March 15th 2018 was to be an exciting day. It was the day Glenfiddich released the third instalment of their Experimental Series: Winter Storm.

There are only 150 bottles available in South Africa, at R3500 per bottle. It’s something special.

(Source: Glenfiddich invitation image)

Breakthrough often comes from exploring unexpected avenues. The Bullet Train shape was inspired by a Kingfisher’s beak, and the chainsaw came from a birthing contraption (don’t google). You never know where a good idea will come from.

Brian Kinsman, the Malt Master at Glenfiddich, was looking for such an epiphany.

Bring in Ice wine. Picked by moonlight, with snow crunching underfoot, mercury registers -10°C, you have the beginning of the ice wine harvest. As the grapes freeze, only the water content solidifies and the other elements don’t, so you end up with a concentrated juice that becomes a truly delicious dessert wine.

Similar to sherry casks being used to imbue whisky with their characteristic flavours, Glenfiddich does the same in French oak ice wine barrels with some of their 21 year old whisky.

The result is an amalgamation of the balanced whisky and the sweet caramel/candied fruit notes of the the ice wine.

Here’s the process:

(Source: Glenfiddich website)

It sounds strange to say, but the Winter Storm pairs incredibly well with frozen grapes. The sweetness and slight crunchiness somehow help to give more context to the whisky, and complete the picture.

I was also lucky enough to have a taste of the other two experimental expressions, the ProjectXX, and the IPA. The IPA, their whisky stored in IPA casks, was an absolute crowd pleaser. The ProjectXX, put together by 20 whisky experts, is something you store away for special occasions. Both deserve honourable mention, and separate posts in their own right.

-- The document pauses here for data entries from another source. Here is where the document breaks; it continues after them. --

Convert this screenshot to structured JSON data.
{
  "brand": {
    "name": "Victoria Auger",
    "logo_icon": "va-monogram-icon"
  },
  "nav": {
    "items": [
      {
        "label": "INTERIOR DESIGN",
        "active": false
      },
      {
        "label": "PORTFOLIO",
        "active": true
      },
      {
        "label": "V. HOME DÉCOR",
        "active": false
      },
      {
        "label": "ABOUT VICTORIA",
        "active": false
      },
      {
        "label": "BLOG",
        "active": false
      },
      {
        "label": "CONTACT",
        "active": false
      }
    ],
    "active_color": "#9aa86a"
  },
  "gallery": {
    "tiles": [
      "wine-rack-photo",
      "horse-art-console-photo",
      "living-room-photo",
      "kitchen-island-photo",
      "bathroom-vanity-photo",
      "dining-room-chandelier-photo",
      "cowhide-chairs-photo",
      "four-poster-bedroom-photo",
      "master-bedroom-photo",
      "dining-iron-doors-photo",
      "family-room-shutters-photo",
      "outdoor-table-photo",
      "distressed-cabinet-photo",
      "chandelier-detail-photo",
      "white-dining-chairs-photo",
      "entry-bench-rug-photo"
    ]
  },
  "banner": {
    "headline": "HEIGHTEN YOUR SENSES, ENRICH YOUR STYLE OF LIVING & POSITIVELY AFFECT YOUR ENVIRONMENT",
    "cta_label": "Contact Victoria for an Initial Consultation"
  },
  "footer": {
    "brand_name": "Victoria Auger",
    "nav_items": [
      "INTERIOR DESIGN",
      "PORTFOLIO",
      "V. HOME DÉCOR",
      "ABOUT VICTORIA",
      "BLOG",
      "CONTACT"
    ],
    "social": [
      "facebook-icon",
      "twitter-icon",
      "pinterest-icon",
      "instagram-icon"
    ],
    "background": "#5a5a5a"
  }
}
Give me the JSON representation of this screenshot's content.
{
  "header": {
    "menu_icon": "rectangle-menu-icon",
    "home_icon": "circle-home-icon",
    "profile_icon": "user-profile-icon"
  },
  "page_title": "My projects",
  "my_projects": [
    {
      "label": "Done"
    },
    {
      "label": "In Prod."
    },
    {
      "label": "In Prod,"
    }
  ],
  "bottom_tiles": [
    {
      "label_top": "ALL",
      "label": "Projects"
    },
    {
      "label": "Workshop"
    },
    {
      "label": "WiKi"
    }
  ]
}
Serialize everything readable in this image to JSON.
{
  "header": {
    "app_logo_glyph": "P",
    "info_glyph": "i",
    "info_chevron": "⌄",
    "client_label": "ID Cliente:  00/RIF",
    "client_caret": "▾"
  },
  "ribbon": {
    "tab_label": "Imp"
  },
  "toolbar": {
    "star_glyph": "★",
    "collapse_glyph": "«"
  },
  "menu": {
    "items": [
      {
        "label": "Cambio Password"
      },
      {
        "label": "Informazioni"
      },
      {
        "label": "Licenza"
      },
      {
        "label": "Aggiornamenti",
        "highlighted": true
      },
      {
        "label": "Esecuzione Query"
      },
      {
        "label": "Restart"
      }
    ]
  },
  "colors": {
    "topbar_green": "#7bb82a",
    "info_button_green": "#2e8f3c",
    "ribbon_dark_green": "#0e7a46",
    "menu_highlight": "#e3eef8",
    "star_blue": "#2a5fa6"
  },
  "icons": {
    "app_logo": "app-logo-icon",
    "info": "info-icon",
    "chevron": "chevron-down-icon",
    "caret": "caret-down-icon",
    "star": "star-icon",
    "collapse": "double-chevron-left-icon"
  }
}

If you enjoy a good story behind your whisky, and who doesn’t, or you’re looking for an investment whisky, then I would suggest doing everything you possibly can to get a bottle, preferably 3.

{Note: I was a guest of Glenfiddich, but all thoughts and images are my own, unless otherwise stated.}